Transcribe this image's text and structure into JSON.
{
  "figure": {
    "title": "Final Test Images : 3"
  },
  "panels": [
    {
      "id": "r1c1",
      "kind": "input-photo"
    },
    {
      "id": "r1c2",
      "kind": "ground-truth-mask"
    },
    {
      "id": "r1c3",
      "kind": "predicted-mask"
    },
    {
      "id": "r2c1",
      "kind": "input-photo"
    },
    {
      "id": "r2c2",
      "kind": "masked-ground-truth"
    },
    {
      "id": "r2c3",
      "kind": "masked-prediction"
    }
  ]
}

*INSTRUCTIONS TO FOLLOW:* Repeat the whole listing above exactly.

*EXERCISE RESULT:*
Transcribe this image's text and structure into JSON.
{
  "figure": {
    "title": "Final Test Images : 3"
  },
  "panels": [
    {
      "id": "r1c1",
      "kind": "input-photo"
    },
    {
      "id": "r1c2",
      "kind": "ground-truth-mask"
    },
    {
      "id": "r1c3",
      "kind": "predicted-mask"
    },
    {
      "id": "r2c1",
      "kind": "input-photo"
    },
    {
      "id": "r2c2",
      "kind": "masked-ground-truth"
    },
    {
      "id": "r2c3",
      "kind": "masked-prediction"
    }
  ]
}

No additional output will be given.